• _Exercise goal_
Calculate how many lines in the following records hold the word "chart", and report that number without comment.

Items listed in a dataset
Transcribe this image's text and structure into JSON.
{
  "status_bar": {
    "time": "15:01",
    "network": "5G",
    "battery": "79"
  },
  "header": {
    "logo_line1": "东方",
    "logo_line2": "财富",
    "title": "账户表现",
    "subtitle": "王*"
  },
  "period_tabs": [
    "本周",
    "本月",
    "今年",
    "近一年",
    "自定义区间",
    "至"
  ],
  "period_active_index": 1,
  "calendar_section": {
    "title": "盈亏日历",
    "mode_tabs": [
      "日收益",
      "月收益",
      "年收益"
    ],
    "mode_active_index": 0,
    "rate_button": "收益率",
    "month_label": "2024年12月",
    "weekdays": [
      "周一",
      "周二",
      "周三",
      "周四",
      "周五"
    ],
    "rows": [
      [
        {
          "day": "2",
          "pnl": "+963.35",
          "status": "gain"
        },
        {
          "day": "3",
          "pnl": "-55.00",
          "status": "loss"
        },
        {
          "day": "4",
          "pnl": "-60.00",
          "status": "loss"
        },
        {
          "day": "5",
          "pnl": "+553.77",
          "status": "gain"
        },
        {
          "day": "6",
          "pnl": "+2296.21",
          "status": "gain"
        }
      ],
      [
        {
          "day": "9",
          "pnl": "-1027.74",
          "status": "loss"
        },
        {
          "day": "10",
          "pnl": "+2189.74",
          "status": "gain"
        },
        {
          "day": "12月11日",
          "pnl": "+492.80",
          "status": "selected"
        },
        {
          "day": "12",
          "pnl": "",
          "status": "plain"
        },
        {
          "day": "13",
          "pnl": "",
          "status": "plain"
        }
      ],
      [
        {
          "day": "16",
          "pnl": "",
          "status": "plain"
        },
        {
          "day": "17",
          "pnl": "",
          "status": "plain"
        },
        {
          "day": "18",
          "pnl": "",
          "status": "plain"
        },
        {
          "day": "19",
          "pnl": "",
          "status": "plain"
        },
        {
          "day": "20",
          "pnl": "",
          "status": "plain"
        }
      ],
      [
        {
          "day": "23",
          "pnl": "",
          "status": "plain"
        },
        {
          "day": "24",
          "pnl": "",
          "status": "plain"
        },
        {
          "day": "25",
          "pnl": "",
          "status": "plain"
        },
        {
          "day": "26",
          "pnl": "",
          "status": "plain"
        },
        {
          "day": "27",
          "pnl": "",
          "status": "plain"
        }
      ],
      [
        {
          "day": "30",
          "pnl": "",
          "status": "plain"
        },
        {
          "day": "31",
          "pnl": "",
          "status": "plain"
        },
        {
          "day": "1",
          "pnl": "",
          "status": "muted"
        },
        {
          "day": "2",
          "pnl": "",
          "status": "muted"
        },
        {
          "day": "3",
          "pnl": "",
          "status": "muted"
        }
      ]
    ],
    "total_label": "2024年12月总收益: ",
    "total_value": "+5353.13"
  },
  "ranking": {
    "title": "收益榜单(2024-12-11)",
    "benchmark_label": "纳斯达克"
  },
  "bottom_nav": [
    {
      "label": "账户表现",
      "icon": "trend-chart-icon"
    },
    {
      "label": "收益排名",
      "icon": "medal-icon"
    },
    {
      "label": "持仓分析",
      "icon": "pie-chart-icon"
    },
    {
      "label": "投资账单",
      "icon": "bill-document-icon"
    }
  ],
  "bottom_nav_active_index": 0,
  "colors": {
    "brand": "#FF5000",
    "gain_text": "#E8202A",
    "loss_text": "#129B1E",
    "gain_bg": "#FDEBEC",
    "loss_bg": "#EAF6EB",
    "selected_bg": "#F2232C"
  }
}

• _Output for this task_
2